Data extracts

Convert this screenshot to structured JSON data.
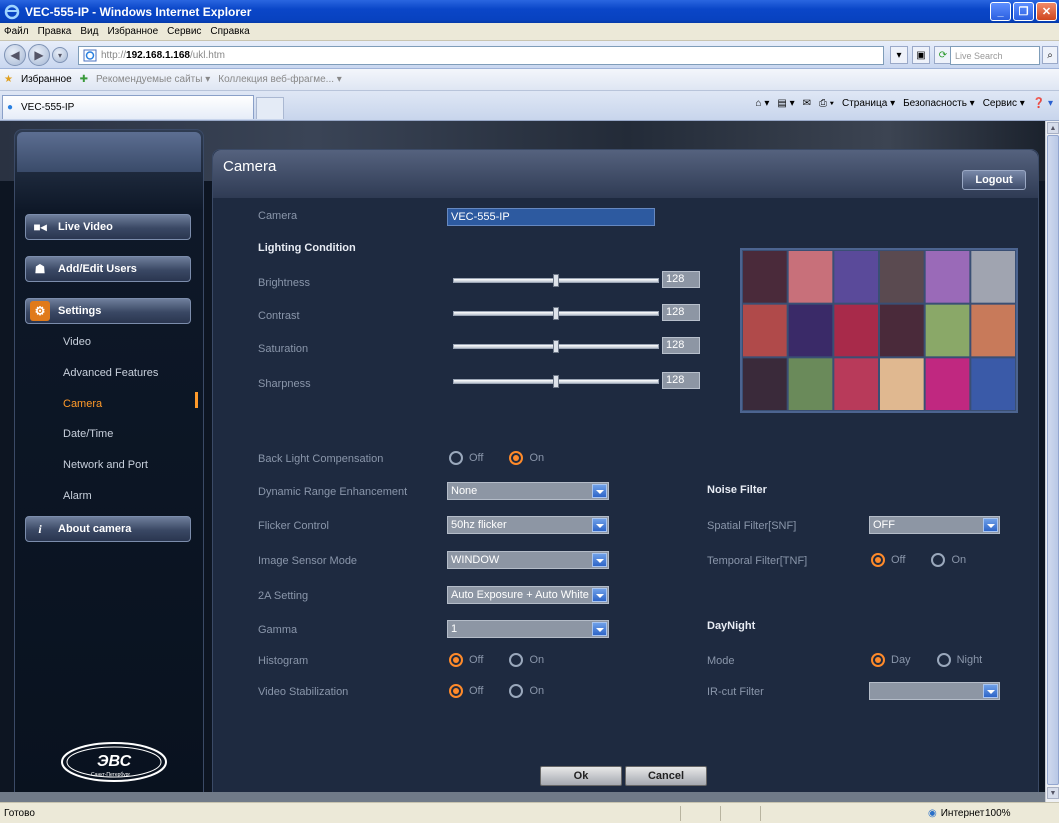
{
  "window": {
    "title": "VEC-555-IP - Windows Internet Explorer"
  },
  "menubar": [
    "Файл",
    "Правка",
    "Вид",
    "Избранное",
    "Сервис",
    "Справка"
  ],
  "address": {
    "prefix": "http://",
    "host": "192.168.1.168",
    "path": "/ukl.htm"
  },
  "search": {
    "placeholder": "Live Search"
  },
  "favorites": {
    "label": "Избранное",
    "items": [
      "Рекомендуемые сайты ▾",
      "Коллекция веб-фрагме... ▾"
    ]
  },
  "tab": {
    "title": "VEC-555-IP"
  },
  "commands": [
    "Страница ▾",
    "Безопасность ▾",
    "Сервис ▾"
  ],
  "sidebar": {
    "menu": [
      {
        "label": "Live Video",
        "icon": "video-camera-icon"
      },
      {
        "label": "Add/Edit Users",
        "icon": "user-icon"
      },
      {
        "label": "Settings",
        "icon": "settings-gear-icon"
      },
      {
        "label": "About camera",
        "icon": "info-icon"
      }
    ],
    "settings_items": [
      "Video",
      "Advanced Features",
      "Camera",
      "Date/Time",
      "Network and Port",
      "Alarm"
    ],
    "active_item": "Camera"
  },
  "page": {
    "title": "Camera",
    "logout": "Logout",
    "camera_label": "Camera",
    "camera_value": "VEC-555-IP",
    "lighting_heading": "Lighting Condition",
    "sliders": [
      {
        "label": "Brightness",
        "value": "128",
        "level": 0.5
      },
      {
        "label": "Contrast",
        "value": "128",
        "level": 0.5
      },
      {
        "label": "Saturation",
        "value": "128",
        "level": 0.5
      },
      {
        "label": "Sharpness",
        "value": "128",
        "level": 0.5
      }
    ],
    "backlight": {
      "label": "Back Light Compensation",
      "off": "Off",
      "on": "On",
      "selected": "on"
    },
    "dre": {
      "label": "Dynamic Range Enhancement",
      "value": "None"
    },
    "flicker": {
      "label": "Flicker Control",
      "value": "50hz flicker"
    },
    "sensor_mode": {
      "label": "Image Sensor Mode",
      "value": "WINDOW"
    },
    "twoa": {
      "label": "2A Setting",
      "value": "Auto Exposure + Auto White"
    },
    "gamma": {
      "label": "Gamma",
      "value": "1"
    },
    "histogram": {
      "label": "Histogram",
      "off": "Off",
      "on": "On",
      "selected": "off"
    },
    "stabilization": {
      "label": "Video Stabilization",
      "off": "Off",
      "on": "On",
      "selected": "off"
    },
    "noise_heading": "Noise Filter",
    "snf": {
      "label": "Spatial Filter[SNF]",
      "value": "OFF"
    },
    "tnf": {
      "label": "Temporal Filter[TNF]",
      "off": "Off",
      "on": "On",
      "selected": "off"
    },
    "daynight_heading": "DayNight",
    "mode": {
      "label": "Mode",
      "day": "Day",
      "night": "Night",
      "selected": "day"
    },
    "ircut": {
      "label": "IR-cut Filter",
      "value": ""
    },
    "ok": "Ok",
    "cancel": "Cancel"
  },
  "preview_colors": [
    [
      "#4a2a3a",
      "#c8707a",
      "#5a4a9a",
      "#5a4a50",
      "#9a6ab8",
      "#a0a4b0"
    ],
    [
      "#b04a4a",
      "#3a2a68",
      "#a82a4a",
      "#4a2a3a",
      "#8aa868",
      "#c87a5a"
    ],
    [
      "#3a2a3a",
      "#6a8a5a",
      "#b83a5a",
      "#e0b890",
      "#c02880",
      "#3a5aa8"
    ]
  ],
  "logo": {
    "text": "ЭВС",
    "sub": "Санкт-Петербург"
  },
  "status": {
    "left": "Готово",
    "zone": "Интернет",
    "zoom": "100%"
  }
}
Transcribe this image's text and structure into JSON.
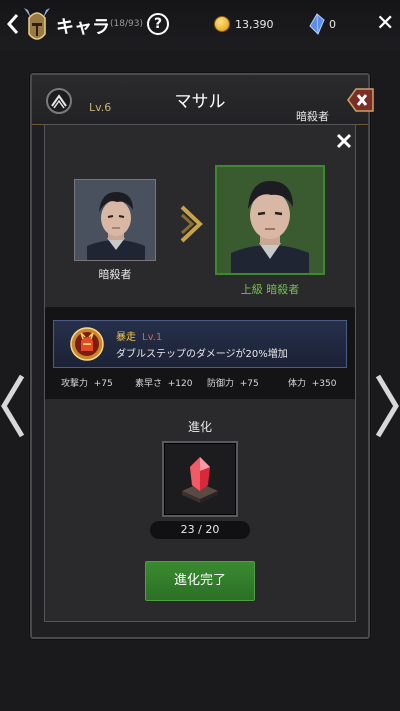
{
  "topbar": {
    "back_icon": "chevron-left-icon",
    "title": "キャラ",
    "count": "(18/93)",
    "help_label": "?",
    "gold": "13,390",
    "crystal": "0",
    "close_label": "✕"
  },
  "character": {
    "name": "マサル",
    "level": "Lv.6",
    "class": "暗殺者"
  },
  "evolution": {
    "from_class": "暗殺者",
    "to_class": "上級 暗殺者",
    "skill": {
      "name": "暴走",
      "level": "Lv.1",
      "description": "ダブルステップのダメージが20%増加"
    },
    "stats": [
      {
        "label": "攻撃力",
        "value": "+75"
      },
      {
        "label": "素早さ",
        "value": "+120"
      },
      {
        "label": "防御力",
        "value": "+75"
      },
      {
        "label": "体力",
        "value": "+350"
      }
    ],
    "section_label": "進化",
    "material_count": "23 / 20",
    "button_label": "進化完了"
  },
  "colors": {
    "accent_green": "#3a8a30",
    "gold_text": "#c9b27a",
    "skill_name": "#f2c14e",
    "skill_level": "#e55b4a",
    "upgraded_class": "#6fc44a"
  }
}
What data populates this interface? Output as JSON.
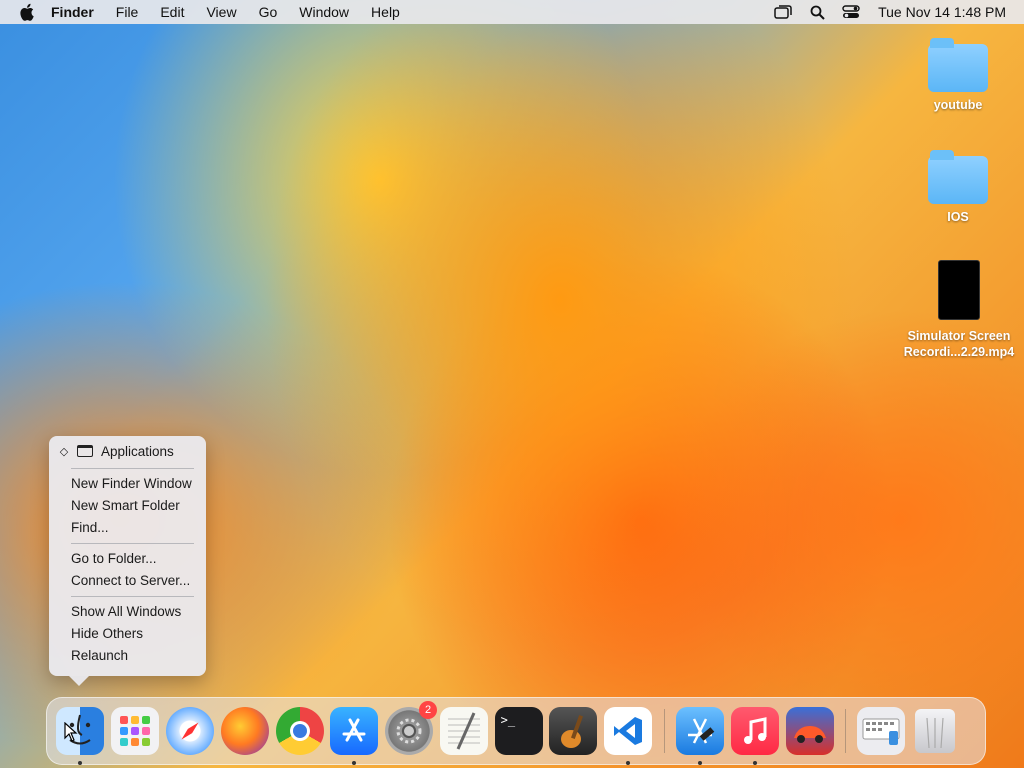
{
  "menubar": {
    "app_name": "Finder",
    "items": [
      "File",
      "Edit",
      "View",
      "Go",
      "Window",
      "Help"
    ],
    "clock": "Tue Nov 14  1:48 PM",
    "tray_icons": [
      "screen-mirroring-icon",
      "spotlight-icon",
      "control-center-icon"
    ]
  },
  "desktop": {
    "items": [
      {
        "label": "youtube",
        "type": "folder"
      },
      {
        "label": "IOS",
        "type": "folder"
      },
      {
        "label": "Simulator Screen Recordi...2.29.mp4",
        "type": "video"
      }
    ]
  },
  "context_menu": {
    "header": "Applications",
    "groups": [
      [
        "New Finder Window",
        "New Smart Folder",
        "Find..."
      ],
      [
        "Go to Folder...",
        "Connect to Server..."
      ],
      [
        "Show All Windows",
        "Hide Others",
        "Relaunch"
      ]
    ]
  },
  "dock": {
    "apps": [
      {
        "name": "Finder",
        "icon": "finder-icon",
        "running": true
      },
      {
        "name": "Launchpad",
        "icon": "launchpad-icon",
        "running": false
      },
      {
        "name": "Safari",
        "icon": "safari-icon",
        "running": false
      },
      {
        "name": "Firefox",
        "icon": "firefox-icon",
        "running": false
      },
      {
        "name": "Chrome",
        "icon": "chrome-icon",
        "running": false
      },
      {
        "name": "App Store",
        "icon": "app-store-icon",
        "running": true
      },
      {
        "name": "System Settings",
        "icon": "system-settings-icon",
        "running": false,
        "badge": "2"
      },
      {
        "name": "TextEdit",
        "icon": "textedit-icon",
        "running": false
      },
      {
        "name": "Terminal",
        "icon": "terminal-icon",
        "running": false,
        "glyph": ">_"
      },
      {
        "name": "GarageBand",
        "icon": "garageband-icon",
        "running": false
      },
      {
        "name": "Visual Studio Code",
        "icon": "vscode-icon",
        "running": true
      },
      {
        "name": "Xcode",
        "icon": "xcode-icon",
        "running": true
      },
      {
        "name": "Music",
        "icon": "music-icon",
        "running": true
      },
      {
        "name": "Game",
        "icon": "game-icon",
        "running": false
      },
      {
        "name": "Finder Preferences",
        "icon": "finder-preferences-icon",
        "running": false
      },
      {
        "name": "Trash",
        "icon": "trash-icon",
        "running": false
      }
    ]
  }
}
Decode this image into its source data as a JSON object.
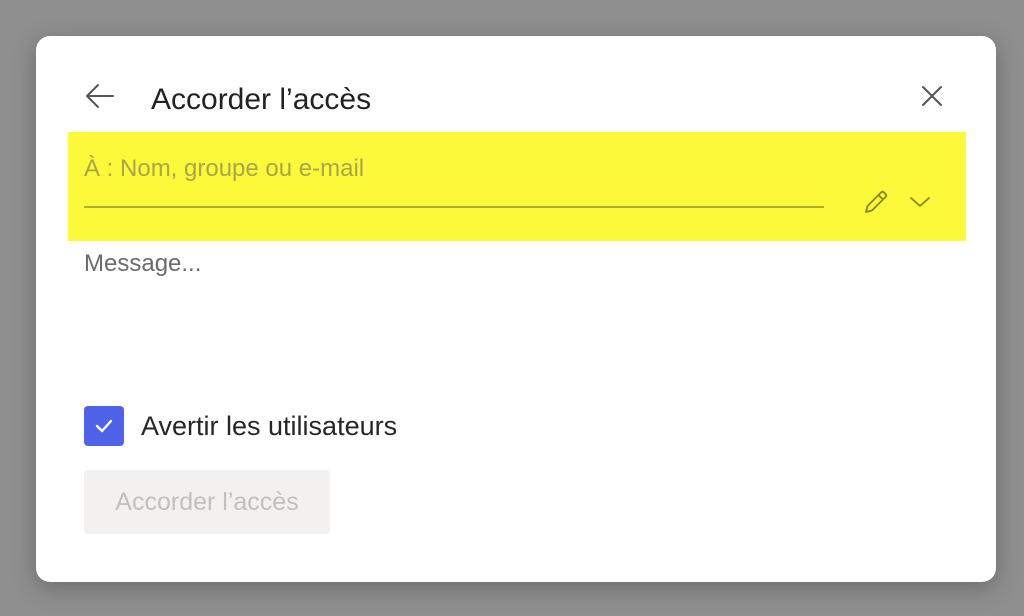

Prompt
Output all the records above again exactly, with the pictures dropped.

Output below
Convert this screenshot to structured JSON data.
{
  "window": {
    "title": "VEC-555-IP - Windows Internet Explorer"
  },
  "menubar": [
    "Файл",
    "Правка",
    "Вид",
    "Избранное",
    "Сервис",
    "Справка"
  ],
  "address": {
    "prefix": "http://",
    "host": "192.168.1.168",
    "path": "/ukl.htm"
  },
  "search": {
    "placeholder": "Live Search"
  },
  "favorites": {
    "label": "Избранное",
    "items": [
      "Рекомендуемые сайты ▾",
      "Коллекция веб-фрагме... ▾"
    ]
  },
  "tab": {
    "title": "VEC-555-IP"
  },
  "commands": [
    "Страница ▾",
    "Безопасность ▾",
    "Сервис ▾"
  ],
  "sidebar": {
    "menu": [
      {
        "label": "Live Video",
        "icon": "video-camera-icon"
      },
      {
        "label": "Add/Edit Users",
        "icon": "user-icon"
      },
      {
        "label": "Settings",
        "icon": "settings-gear-icon"
      },
      {
        "label": "About camera",
        "icon": "info-icon"
      }
    ],
    "settings_items": [
      "Video",
      "Advanced Features",
      "Camera",
      "Date/Time",
      "Network and Port",
      "Alarm"
    ],
    "active_item": "Camera"
  },
  "page": {
    "title": "Camera",
    "logout": "Logout",
    "camera_label": "Camera",
    "camera_value": "VEC-555-IP",
    "lighting_heading": "Lighting Condition",
    "sliders": [
      {
        "label": "Brightness",
        "value": "128",
        "level": 0.5
      },
      {
        "label": "Contrast",
        "value": "128",
        "level": 0.5
      },
      {
        "label": "Saturation",
        "value": "128",
        "level": 0.5
      },
      {
        "label": "Sharpness",
        "value": "128",
        "level": 0.5
      }
    ],
    "backlight": {
      "label": "Back Light Compensation",
      "off": "Off",
      "on": "On",
      "selected": "on"
    },
    "dre": {
      "label": "Dynamic Range Enhancement",
      "value": "None"
    },
    "flicker": {
      "label": "Flicker Control",
      "value": "50hz flicker"
    },
    "sensor_mode": {
      "label": "Image Sensor Mode",
      "value": "WINDOW"
    },
    "twoa": {
      "label": "2A Setting",
      "value": "Auto Exposure + Auto White"
    },
    "gamma": {
      "label": "Gamma",
      "value": "1"
    },
    "histogram": {
      "label": "Histogram",
      "off": "Off",
      "on": "On",
      "selected": "off"
    },
    "stabilization": {
      "label": "Video Stabilization",
      "off": "Off",
      "on": "On",
      "selected": "off"
    },
    "noise_heading": "Noise Filter",
    "snf": {
      "label": "Spatial Filter[SNF]",
      "value": "OFF"
    },
    "tnf": {
      "label": "Temporal Filter[TNF]",
      "off": "Off",
      "on": "On",
      "selected": "off"
    },
    "daynight_heading": "DayNight",
    "mode": {
      "label": "Mode",
      "day": "Day",
      "night": "Night",
      "selected": "day"
    },
    "ircut": {
      "label": "IR-cut Filter",
      "value": ""
    },
    "ok": "Ok",
    "cancel": "Cancel"
  },
  "preview_colors": [
    [
      "#4a2a3a",
      "#c8707a",
      "#5a4a9a",
      "#5a4a50",
      "#9a6ab8",
      "#a0a4b0"
    ],
    [
      "#b04a4a",
      "#3a2a68",
      "#a82a4a",
      "#4a2a3a",
      "#8aa868",
      "#c87a5a"
    ],
    [
      "#3a2a3a",
      "#6a8a5a",
      "#b83a5a",
      "#e0b890",
      "#c02880",
      "#3a5aa8"
    ]
  ],
  "logo": {
    "text": "ЭВС",
    "sub": "Санкт-Петербург"
  },
  "status": {
    "left": "Готово",
    "zone": "Интернет",
    "zoom": "100%"
  }
}
Transcribe this image's text and structure into JSON.
{
  "topbar": {
    "back_icon": "chevron-left-icon",
    "title": "キャラ",
    "count": "(18/93)",
    "help_label": "?",
    "gold": "13,390",
    "crystal": "0",
    "close_label": "✕"
  },
  "character": {
    "name": "マサル",
    "level": "Lv.6",
    "class": "暗殺者"
  },
  "evolution": {
    "from_class": "暗殺者",
    "to_class": "上級 暗殺者",
    "skill": {
      "name": "暴走",
      "level": "Lv.1",
      "description": "ダブルステップのダメージが20%増加"
    },
    "stats": [
      {
        "label": "攻撃力",
        "value": "+75"
      },
      {
        "label": "素早さ",
        "value": "+120"
      },
      {
        "label": "防御力",
        "value": "+75"
      },
      {
        "label": "体力",
        "value": "+350"
      }
    ],
    "section_label": "進化",
    "material_count": "23 / 20",
    "button_label": "進化完了"
  },
  "colors": {
    "accent_green": "#3a8a30",
    "gold_text": "#c9b27a",
    "skill_name": "#f2c14e",
    "skill_level": "#e55b4a",
    "upgraded_class": "#6fc44a"
  }
}
What data populates this interface? Output as JSON.
{
  "menubar": {
    "app_name": "Finder",
    "items": [
      "File",
      "Edit",
      "View",
      "Go",
      "Window",
      "Help"
    ],
    "clock": "Tue Nov 14  1:48 PM",
    "tray_icons": [
      "screen-mirroring-icon",
      "spotlight-icon",
      "control-center-icon"
    ]
  },
  "desktop": {
    "items": [
      {
        "label": "youtube",
        "type": "folder"
      },
      {
        "label": "IOS",
        "type": "folder"
      },
      {
        "label": "Simulator Screen Recordi...2.29.mp4",
        "type": "video"
      }
    ]
  },
  "context_menu": {
    "header": "Applications",
    "groups": [
      [
        "New Finder Window",
        "New Smart Folder",
        "Find..."
      ],
      [
        "Go to Folder...",
        "Connect to Server..."
      ],
      [
        "Show All Windows",
        "Hide Others",
        "Relaunch"
      ]
    ]
  },
  "dock": {
    "apps": [
      {
        "name": "Finder",
        "icon": "finder-icon",
        "running": true
      },
      {
        "name": "Launchpad",
        "icon": "launchpad-icon",
        "running": false
      },
      {
        "name": "Safari",
        "icon": "safari-icon",
        "running": false
      },
      {
        "name": "Firefox",
        "icon": "firefox-icon",
        "running": false
      },
      {
        "name": "Chrome",
        "icon": "chrome-icon",
        "running": false
      },
      {
        "name": "App Store",
        "icon": "app-store-icon",
        "running": true
      },
      {
        "name": "System Settings",
        "icon": "system-settings-icon",
        "running": false,
        "badge": "2"
      },
      {
        "name": "TextEdit",
        "icon": "textedit-icon",
        "running": false
      },
      {
        "name": "Terminal",
        "icon": "terminal-icon",
        "running": false,
        "glyph": ">_"
      },
      {
        "name": "GarageBand",
        "icon": "garageband-icon",
        "running": false
      },
      {
        "name": "Visual Studio Code",
        "icon": "vscode-icon",
        "running": true
      },
      {
        "name": "Xcode",
        "icon": "xcode-icon",
        "running": true
      },
      {
        "name": "Music",
        "icon": "music-icon",
        "running": true
      },
      {
        "name": "Game",
        "icon": "game-icon",
        "running": false
      },
      {
        "name": "Finder Preferences",
        "icon": "finder-preferences-icon",
        "running": false
      },
      {
        "name": "Trash",
        "icon": "trash-icon",
        "running": false
      }
    ]
  }
}
Decode this image into its source data as a JSON object.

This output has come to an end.